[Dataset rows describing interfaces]
═══

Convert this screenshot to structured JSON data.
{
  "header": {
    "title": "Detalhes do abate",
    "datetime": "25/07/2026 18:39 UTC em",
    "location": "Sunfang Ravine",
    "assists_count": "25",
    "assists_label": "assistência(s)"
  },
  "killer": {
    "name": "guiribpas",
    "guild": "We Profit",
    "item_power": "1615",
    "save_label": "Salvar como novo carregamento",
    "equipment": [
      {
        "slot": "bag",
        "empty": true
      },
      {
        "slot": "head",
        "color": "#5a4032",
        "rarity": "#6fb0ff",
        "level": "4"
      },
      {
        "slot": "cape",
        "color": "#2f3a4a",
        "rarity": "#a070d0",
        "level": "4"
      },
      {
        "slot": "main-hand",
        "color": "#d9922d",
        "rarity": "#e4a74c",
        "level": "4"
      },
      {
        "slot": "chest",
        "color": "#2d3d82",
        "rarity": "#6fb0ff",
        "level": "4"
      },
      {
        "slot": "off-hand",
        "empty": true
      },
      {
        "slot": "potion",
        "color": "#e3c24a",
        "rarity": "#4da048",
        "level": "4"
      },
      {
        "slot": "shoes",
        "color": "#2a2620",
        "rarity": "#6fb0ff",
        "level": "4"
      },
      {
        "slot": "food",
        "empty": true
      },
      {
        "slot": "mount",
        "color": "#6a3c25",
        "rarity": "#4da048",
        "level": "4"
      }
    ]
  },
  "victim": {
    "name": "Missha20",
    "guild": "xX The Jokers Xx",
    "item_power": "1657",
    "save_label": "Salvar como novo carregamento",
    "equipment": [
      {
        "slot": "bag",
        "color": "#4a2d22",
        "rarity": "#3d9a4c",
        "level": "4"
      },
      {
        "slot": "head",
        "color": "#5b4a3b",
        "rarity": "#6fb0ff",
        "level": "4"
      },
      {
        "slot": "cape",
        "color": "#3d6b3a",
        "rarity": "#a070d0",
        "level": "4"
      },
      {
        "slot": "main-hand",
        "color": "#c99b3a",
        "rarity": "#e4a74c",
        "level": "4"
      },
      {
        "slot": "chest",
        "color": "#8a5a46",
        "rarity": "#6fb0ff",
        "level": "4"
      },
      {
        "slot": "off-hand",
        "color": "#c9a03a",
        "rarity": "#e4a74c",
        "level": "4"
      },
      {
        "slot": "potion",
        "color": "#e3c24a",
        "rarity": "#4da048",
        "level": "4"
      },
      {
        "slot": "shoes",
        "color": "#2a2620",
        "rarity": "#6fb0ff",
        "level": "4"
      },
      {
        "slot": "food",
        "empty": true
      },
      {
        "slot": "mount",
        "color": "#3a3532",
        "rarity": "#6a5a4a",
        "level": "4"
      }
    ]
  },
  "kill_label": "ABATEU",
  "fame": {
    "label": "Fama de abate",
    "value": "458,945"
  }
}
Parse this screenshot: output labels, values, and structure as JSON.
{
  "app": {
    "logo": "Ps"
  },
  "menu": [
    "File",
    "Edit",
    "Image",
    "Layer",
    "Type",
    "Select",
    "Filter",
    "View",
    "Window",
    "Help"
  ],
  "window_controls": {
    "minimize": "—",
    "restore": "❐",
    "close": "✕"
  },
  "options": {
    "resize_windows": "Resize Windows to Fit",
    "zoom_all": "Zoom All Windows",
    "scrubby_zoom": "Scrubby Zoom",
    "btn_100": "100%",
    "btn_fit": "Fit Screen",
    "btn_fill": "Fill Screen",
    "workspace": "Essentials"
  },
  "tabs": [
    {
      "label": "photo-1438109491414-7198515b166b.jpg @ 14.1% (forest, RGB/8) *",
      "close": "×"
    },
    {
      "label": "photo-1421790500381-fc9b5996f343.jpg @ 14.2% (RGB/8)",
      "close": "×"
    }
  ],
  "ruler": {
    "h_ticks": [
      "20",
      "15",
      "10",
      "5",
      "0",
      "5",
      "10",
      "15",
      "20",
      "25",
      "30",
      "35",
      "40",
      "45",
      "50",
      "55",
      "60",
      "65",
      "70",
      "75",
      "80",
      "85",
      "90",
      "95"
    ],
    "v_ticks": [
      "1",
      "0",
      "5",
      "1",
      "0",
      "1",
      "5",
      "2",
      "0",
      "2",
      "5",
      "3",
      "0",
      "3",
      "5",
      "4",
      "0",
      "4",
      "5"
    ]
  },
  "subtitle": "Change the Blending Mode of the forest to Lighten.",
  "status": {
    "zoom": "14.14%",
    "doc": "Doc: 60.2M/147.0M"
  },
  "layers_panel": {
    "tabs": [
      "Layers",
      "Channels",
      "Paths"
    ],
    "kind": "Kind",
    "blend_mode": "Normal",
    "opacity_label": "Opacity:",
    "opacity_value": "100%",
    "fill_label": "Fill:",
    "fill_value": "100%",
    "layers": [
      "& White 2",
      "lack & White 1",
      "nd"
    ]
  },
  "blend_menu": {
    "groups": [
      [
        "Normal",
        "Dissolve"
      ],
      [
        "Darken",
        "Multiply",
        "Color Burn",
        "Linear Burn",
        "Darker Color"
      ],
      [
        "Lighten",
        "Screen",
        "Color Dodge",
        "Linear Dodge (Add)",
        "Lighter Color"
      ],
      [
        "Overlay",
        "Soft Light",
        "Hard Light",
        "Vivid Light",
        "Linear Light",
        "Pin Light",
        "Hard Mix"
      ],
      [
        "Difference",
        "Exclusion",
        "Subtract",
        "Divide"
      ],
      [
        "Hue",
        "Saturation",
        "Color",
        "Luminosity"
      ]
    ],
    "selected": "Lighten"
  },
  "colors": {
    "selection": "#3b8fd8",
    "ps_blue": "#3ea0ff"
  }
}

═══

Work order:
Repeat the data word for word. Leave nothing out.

Answer box:
Convert this screenshot to structured JSON data.
{
  "header": {
    "title": "Detalhes do abate",
    "datetime": "25/07/2026 18:39 UTC em",
    "location": "Sunfang Ravine",
    "assists_count": "25",
    "assists_label": "assistência(s)"
  },
  "killer": {
    "name": "guiribpas",
    "guild": "We Profit",
    "item_power": "1615",
    "save_label": "Salvar como novo carregamento",
    "equipment": [
      {
        "slot": "bag",
        "empty": true
      },
      {
        "slot": "head",
        "color": "#5a4032",
        "rarity": "#6fb0ff",
        "level": "4"
      },
      {
        "slot": "cape",
        "color": "#2f3a4a",
        "rarity": "#a070d0",
        "level": "4"
      },
      {
        "slot": "main-hand",
        "color": "#d9922d",
        "rarity": "#e4a74c",
        "level": "4"
      },
      {
        "slot": "chest",
        "color": "#2d3d82",
        "rarity": "#6fb0ff",
        "level": "4"
      },
      {
        "slot": "off-hand",
        "empty": true
      },
      {
        "slot": "potion",
        "color": "#e3c24a",
        "rarity": "#4da048",
        "level": "4"
      },
      {
        "slot": "shoes",
        "color": "#2a2620",
        "rarity": "#6fb0ff",
        "level": "4"
      },
      {
        "slot": "food",
        "empty": true
      },
      {
        "slot": "mount",
        "color": "#6a3c25",
        "rarity": "#4da048",
        "level": "4"
      }
    ]
  },
  "victim": {
    "name": "Missha20",
    "guild": "xX The Jokers Xx",
    "item_power": "1657",
    "save_label": "Salvar como novo carregamento",
    "equipment": [
      {
        "slot": "bag",
        "color": "#4a2d22",
        "rarity": "#3d9a4c",
        "level": "4"
      },
      {
        "slot": "head",
        "color": "#5b4a3b",
        "rarity": "#6fb0ff",
        "level": "4"
      },
      {
        "slot": "cape",
        "color": "#3d6b3a",
        "rarity": "#a070d0",
        "level": "4"
      },
      {
        "slot": "main-hand",
        "color": "#c99b3a",
        "rarity": "#e4a74c",
        "level": "4"
      },
      {
        "slot": "chest",
        "color": "#8a5a46",
        "rarity": "#6fb0ff",
        "level": "4"
      },
      {
        "slot": "off-hand",
        "color": "#c9a03a",
        "rarity": "#e4a74c",
        "level": "4"
      },
      {
        "slot": "potion",
        "color": "#e3c24a",
        "rarity": "#4da048",
        "level": "4"
      },
      {
        "slot": "shoes",
        "color": "#2a2620",
        "rarity": "#6fb0ff",
        "level": "4"
      },
      {
        "slot": "food",
        "empty": true
      },
      {
        "slot": "mount",
        "color": "#3a3532",
        "rarity": "#6a5a4a",
        "level": "4"
      }
    ]
  },
  "kill_label": "ABATEU",
  "fame": {
    "label": "Fama de abate",
    "value": "458,945"
  }
}
Parse this screenshot: output labels, values, and structure as JSON.
{
  "app": {
    "logo": "Ps"
  },
  "menu": [
    "File",
    "Edit",
    "Image",
    "Layer",
    "Type",
    "Select",
    "Filter",
    "View",
    "Window",
    "Help"
  ],
  "window_controls": {
    "minimize": "—",
    "restore": "❐",
    "close": "✕"
  },
  "options": {
    "resize_windows": "Resize Windows to Fit",
    "zoom_all": "Zoom All Windows",
    "scrubby_zoom": "Scrubby Zoom",
    "btn_100": "100%",
    "btn_fit": "Fit Screen",
    "btn_fill": "Fill Screen",
    "workspace": "Essentials"
  },
  "tabs": [
    {
      "label": "photo-1438109491414-7198515b166b.jpg @ 14.1% (forest, RGB/8) *",
      "close": "×"
    },
    {
      "label": "photo-1421790500381-fc9b5996f343.jpg @ 14.2% (RGB/8)",
      "close": "×"
    }
  ],
  "ruler": {
    "h_ticks": [
      "20",
      "15",
      "10",
      "5",
      "0",
      "5",
      "10",
      "15",
      "20",
      "25",
      "30",
      "35",
      "40",
      "45",
      "50",
      "55",
      "60",
      "65",
      "70",
      "75",
      "80",
      "85",
      "90",
      "95"
    ],
    "v_ticks": [
      "1",
      "0",
      "5",
      "1",
      "0",
      "1",
      "5",
      "2",
      "0",
      "2",
      "5",
      "3",
      "0",
      "3",
      "5",
      "4",
      "0",
      "4",
      "5"
    ]
  },
  "subtitle": "Change the Blending Mode of the forest to Lighten.",
  "status": {
    "zoom": "14.14%",
    "doc": "Doc: 60.2M/147.0M"
  },
  "layers_panel": {
    "tabs": [
      "Layers",
      "Channels",
      "Paths"
    ],
    "kind": "Kind",
    "blend_mode": "Normal",
    "opacity_label": "Opacity:",
    "opacity_value": "100%",
    "fill_label": "Fill:",
    "fill_value": "100%",
    "layers": [
      "& White 2",
      "lack & White 1",
      "nd"
    ]
  },
  "blend_menu": {
    "groups": [
      [
        "Normal",
        "Dissolve"
      ],
      [
        "Darken",
        "Multiply",
        "Color Burn",
        "Linear Burn",
        "Darker Color"
      ],
      [
        "Lighten",
        "Screen",
        "Color Dodge",
        "Linear Dodge (Add)",
        "Lighter Color"
      ],
      [
        "Overlay",
        "Soft Light",
        "Hard Light",
        "Vivid Light",
        "Linear Light",
        "Pin Light",
        "Hard Mix"
      ],
      [
        "Difference",
        "Exclusion",
        "Subtract",
        "Divide"
      ],
      [
        "Hue",
        "Saturation",
        "Color",
        "Luminosity"
      ]
    ],
    "selected": "Lighten"
  },
  "colors": {
    "selection": "#3b8fd8",
    "ps_blue": "#3ea0ff"
  }
}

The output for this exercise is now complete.